* WORK TO COMPLETE
All lines in the material containing the word "structure" need to be copied.
Content starts
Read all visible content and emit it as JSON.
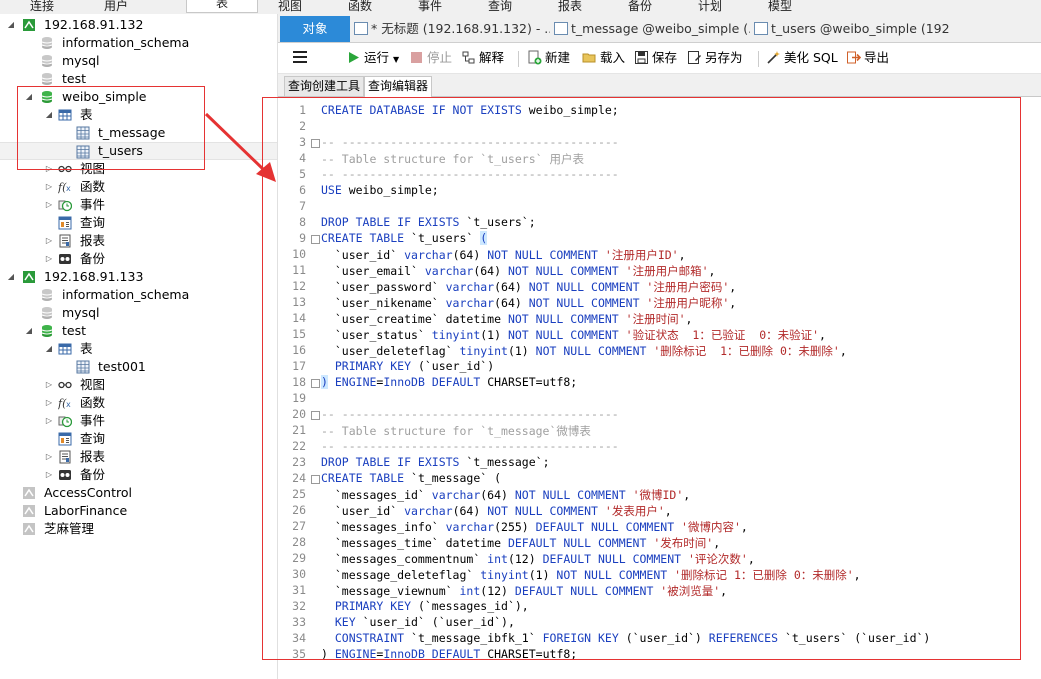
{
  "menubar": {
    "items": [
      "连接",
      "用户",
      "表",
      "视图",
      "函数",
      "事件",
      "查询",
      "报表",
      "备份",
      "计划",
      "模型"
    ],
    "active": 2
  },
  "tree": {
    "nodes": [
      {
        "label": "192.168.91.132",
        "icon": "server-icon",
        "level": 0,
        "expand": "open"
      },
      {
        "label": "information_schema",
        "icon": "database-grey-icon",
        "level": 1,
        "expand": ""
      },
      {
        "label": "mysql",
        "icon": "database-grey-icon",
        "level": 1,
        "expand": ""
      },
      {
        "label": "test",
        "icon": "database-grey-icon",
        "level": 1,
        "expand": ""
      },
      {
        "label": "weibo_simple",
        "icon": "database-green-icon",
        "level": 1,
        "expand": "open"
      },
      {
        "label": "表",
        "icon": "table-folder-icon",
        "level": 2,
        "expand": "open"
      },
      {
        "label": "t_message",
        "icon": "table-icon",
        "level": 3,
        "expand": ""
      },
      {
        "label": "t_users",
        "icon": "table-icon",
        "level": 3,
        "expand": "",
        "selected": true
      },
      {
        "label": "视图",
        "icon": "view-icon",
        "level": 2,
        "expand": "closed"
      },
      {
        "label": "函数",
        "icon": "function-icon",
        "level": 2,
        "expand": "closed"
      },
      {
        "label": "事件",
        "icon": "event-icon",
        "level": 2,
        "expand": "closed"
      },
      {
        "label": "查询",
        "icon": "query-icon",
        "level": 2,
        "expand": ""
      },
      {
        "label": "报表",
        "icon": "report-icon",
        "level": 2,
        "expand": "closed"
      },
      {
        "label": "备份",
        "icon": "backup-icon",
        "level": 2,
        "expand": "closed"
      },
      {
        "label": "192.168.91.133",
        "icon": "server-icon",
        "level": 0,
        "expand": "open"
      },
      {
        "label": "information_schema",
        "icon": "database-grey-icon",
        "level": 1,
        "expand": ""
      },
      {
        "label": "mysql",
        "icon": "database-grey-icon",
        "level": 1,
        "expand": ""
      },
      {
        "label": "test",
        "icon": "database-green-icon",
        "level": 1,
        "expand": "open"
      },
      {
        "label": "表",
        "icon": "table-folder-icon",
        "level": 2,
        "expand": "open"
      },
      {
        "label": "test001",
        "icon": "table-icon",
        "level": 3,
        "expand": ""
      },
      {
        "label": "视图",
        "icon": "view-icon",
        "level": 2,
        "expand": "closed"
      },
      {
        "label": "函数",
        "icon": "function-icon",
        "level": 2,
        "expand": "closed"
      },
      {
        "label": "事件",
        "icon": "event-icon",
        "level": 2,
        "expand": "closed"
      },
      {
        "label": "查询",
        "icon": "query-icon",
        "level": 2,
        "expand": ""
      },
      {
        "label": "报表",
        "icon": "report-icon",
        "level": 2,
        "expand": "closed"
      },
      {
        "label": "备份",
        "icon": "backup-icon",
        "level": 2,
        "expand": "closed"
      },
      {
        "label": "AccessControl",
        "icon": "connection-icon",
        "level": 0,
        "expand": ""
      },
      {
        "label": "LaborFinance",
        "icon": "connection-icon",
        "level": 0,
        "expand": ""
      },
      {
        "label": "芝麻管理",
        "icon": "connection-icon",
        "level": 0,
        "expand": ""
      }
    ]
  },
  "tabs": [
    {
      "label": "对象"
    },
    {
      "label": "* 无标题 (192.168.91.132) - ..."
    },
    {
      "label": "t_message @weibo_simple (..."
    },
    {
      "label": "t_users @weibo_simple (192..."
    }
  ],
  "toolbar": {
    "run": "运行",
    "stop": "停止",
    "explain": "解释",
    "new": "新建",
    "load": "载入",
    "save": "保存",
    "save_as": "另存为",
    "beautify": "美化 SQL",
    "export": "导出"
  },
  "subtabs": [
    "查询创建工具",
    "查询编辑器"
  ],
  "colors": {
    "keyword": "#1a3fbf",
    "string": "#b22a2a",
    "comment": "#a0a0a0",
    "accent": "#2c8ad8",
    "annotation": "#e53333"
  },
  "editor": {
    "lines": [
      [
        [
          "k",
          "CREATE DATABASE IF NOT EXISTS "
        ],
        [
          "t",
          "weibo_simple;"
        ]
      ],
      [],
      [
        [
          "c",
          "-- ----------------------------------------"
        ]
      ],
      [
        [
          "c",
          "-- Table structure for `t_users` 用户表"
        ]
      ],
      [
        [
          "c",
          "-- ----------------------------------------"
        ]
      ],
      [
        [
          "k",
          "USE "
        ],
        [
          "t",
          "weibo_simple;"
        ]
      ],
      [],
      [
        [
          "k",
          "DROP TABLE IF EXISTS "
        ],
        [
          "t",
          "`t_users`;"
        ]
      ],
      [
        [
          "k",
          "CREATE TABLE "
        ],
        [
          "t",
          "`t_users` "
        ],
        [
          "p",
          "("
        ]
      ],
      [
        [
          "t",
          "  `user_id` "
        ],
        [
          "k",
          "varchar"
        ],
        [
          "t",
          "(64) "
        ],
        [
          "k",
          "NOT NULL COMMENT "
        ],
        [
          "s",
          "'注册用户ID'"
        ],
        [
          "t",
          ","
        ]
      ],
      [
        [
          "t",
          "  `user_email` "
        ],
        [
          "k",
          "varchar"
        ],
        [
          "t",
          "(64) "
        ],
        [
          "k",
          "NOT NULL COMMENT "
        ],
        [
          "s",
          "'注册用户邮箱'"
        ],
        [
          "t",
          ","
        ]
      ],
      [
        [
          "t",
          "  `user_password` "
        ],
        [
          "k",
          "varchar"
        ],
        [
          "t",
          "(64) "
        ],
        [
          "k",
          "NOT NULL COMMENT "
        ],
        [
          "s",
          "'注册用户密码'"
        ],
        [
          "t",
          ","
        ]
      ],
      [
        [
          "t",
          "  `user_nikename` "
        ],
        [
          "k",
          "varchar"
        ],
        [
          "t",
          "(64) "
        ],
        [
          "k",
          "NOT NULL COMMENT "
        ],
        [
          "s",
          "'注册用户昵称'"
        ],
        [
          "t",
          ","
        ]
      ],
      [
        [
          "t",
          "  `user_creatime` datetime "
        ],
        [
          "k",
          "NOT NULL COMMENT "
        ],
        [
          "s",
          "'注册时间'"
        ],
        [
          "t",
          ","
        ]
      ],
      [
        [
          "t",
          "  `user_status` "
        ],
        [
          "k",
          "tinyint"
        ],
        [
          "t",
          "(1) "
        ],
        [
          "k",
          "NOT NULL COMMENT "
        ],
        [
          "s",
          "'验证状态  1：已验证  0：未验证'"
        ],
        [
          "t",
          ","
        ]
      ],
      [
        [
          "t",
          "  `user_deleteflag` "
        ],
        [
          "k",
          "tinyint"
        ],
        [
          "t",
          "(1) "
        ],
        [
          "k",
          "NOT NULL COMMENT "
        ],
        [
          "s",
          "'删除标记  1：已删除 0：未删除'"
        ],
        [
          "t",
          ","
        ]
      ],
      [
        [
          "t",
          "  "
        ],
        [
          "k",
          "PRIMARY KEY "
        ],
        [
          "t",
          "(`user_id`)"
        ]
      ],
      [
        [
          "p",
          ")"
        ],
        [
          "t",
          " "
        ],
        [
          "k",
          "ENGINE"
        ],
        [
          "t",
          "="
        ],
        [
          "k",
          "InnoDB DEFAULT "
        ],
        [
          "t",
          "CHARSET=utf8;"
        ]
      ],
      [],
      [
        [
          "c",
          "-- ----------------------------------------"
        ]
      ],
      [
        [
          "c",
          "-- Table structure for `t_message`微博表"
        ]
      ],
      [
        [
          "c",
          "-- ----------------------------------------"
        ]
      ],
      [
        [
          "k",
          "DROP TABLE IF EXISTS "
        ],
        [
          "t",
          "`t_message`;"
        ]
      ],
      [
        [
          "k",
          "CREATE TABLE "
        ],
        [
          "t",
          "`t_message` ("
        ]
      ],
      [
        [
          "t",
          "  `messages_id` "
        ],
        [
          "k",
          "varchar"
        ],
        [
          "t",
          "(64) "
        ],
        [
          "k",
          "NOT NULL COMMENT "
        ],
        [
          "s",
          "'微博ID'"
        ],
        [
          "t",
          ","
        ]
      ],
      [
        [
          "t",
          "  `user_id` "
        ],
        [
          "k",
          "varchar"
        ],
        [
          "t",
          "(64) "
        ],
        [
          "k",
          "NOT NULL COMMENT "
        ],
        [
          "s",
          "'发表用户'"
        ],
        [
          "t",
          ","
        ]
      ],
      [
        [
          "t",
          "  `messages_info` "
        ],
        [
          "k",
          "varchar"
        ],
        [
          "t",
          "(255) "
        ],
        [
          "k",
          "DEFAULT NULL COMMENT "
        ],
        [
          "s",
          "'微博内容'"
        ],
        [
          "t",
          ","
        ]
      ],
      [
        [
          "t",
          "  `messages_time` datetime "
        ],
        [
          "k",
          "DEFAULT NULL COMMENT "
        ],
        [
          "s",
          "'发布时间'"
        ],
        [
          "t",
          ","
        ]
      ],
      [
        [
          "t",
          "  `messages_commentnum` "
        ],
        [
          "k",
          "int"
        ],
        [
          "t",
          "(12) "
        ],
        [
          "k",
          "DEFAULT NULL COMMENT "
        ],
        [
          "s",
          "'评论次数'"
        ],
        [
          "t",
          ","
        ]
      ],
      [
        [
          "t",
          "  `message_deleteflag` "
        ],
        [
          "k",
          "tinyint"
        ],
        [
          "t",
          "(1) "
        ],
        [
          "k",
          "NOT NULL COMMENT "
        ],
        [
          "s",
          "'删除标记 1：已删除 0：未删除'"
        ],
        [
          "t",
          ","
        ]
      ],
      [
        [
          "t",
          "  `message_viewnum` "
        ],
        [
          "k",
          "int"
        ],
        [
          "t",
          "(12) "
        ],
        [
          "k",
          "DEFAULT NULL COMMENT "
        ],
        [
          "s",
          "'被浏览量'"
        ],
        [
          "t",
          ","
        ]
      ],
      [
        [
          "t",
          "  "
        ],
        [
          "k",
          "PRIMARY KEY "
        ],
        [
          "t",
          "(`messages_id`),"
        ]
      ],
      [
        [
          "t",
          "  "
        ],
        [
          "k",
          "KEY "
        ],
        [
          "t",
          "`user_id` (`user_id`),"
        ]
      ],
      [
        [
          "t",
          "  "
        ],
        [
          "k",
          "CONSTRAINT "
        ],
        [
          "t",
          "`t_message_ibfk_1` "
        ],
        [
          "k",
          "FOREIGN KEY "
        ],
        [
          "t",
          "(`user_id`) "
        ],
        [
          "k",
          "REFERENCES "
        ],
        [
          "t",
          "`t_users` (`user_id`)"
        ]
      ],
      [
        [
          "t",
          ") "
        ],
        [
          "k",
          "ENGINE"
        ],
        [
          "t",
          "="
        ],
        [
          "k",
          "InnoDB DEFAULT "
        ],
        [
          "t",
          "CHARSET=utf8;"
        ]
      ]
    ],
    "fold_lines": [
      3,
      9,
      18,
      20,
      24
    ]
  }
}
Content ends
* ANSWER SPACE
          "-- Table structure for `t_users` 用户表"
          "-- Table structure for `t_message`微博表"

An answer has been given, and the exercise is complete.